▸ **Problem requirements**
Write every entry out again exactly, please, and skip the pictures.

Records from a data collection
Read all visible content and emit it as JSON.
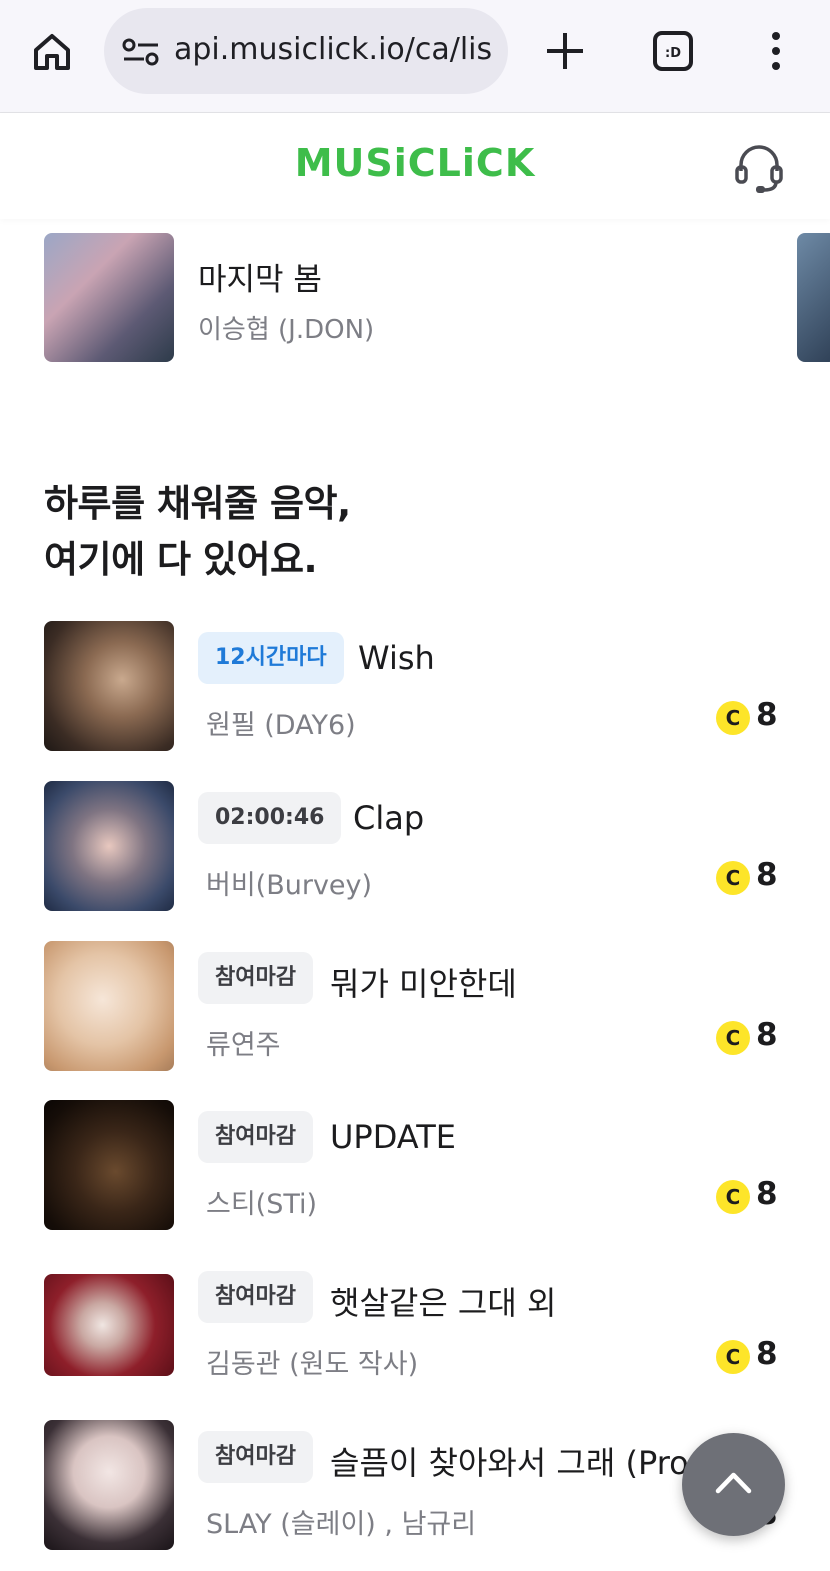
{
  "browser": {
    "url": "api.musiclick.io/ca/lis"
  },
  "header": {
    "logo": "MUSiCLiCK"
  },
  "featured": {
    "title": "마지막 봄",
    "artist": "이승협 (J.DON)"
  },
  "section": {
    "title_line1": "하루를 채워줄 음악,",
    "title_line2": "여기에 다 있어요."
  },
  "songs": [
    {
      "badge": "12시간마다",
      "title": "Wish",
      "artist": "원필 (DAY6)",
      "coin": "C",
      "price": "8"
    },
    {
      "badge": "02:00:46",
      "title": "Clap",
      "artist": "버비(Burvey)",
      "coin": "C",
      "price": "8"
    },
    {
      "badge": "참여마감",
      "title": "뭐가 미안한데",
      "artist": "류연주",
      "coin": "C",
      "price": "8"
    },
    {
      "badge": "참여마감",
      "title": "UPDATE",
      "artist": "스티(STi)",
      "coin": "C",
      "price": "8"
    },
    {
      "badge": "참여마감",
      "title": "햇살같은 그대 외",
      "artist": "김동관 (원도 작사)",
      "coin": "C",
      "price": "8"
    },
    {
      "badge": "참여마감",
      "title": "슬픔이 찾아와서 그래 (Pro",
      "artist": "SLAY (슬레이) , 남규리",
      "coin": "C",
      "price": "8"
    }
  ],
  "colors": {
    "brand": "#3ebd4a",
    "badge_blue_text": "#1f7ad8",
    "coin": "#fde529"
  },
  "icons": [
    "home-icon",
    "site-settings-icon",
    "new-tab-icon",
    "tab-switcher-icon",
    "more-menu-icon",
    "headset-icon",
    "chevron-up-icon"
  ]
}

▸ **Solution to this exercise**
Read all visible content and emit it as JSON.
{
  "browser": {
    "url": "api.musiclick.io/ca/lis"
  },
  "header": {
    "logo": "MUSiCLiCK"
  },
  "featured": {
    "title": "마지막 봄",
    "artist": "이승협 (J.DON)"
  },
  "section": {
    "title_line1": "하루를 채워줄 음악,",
    "title_line2": "여기에 다 있어요."
  },
  "songs": [
    {
      "badge": "12시간마다",
      "title": "Wish",
      "artist": "원필 (DAY6)",
      "coin": "C",
      "price": "8"
    },
    {
      "badge": "02:00:46",
      "title": "Clap",
      "artist": "버비(Burvey)",
      "coin": "C",
      "price": "8"
    },
    {
      "badge": "참여마감",
      "title": "뭐가 미안한데",
      "artist": "류연주",
      "coin": "C",
      "price": "8"
    },
    {
      "badge": "참여마감",
      "title": "UPDATE",
      "artist": "스티(STi)",
      "coin": "C",
      "price": "8"
    },
    {
      "badge": "참여마감",
      "title": "햇살같은 그대 외",
      "artist": "김동관 (원도 작사)",
      "coin": "C",
      "price": "8"
    },
    {
      "badge": "참여마감",
      "title": "슬픔이 찾아와서 그래 (Pro",
      "artist": "SLAY (슬레이) , 남규리",
      "coin": "C",
      "price": "8"
    }
  ],
  "colors": {
    "brand": "#3ebd4a",
    "badge_blue_text": "#1f7ad8",
    "coin": "#fde529"
  },
  "icons": [
    "home-icon",
    "site-settings-icon",
    "new-tab-icon",
    "tab-switcher-icon",
    "more-menu-icon",
    "headset-icon",
    "chevron-up-icon"
  ]
}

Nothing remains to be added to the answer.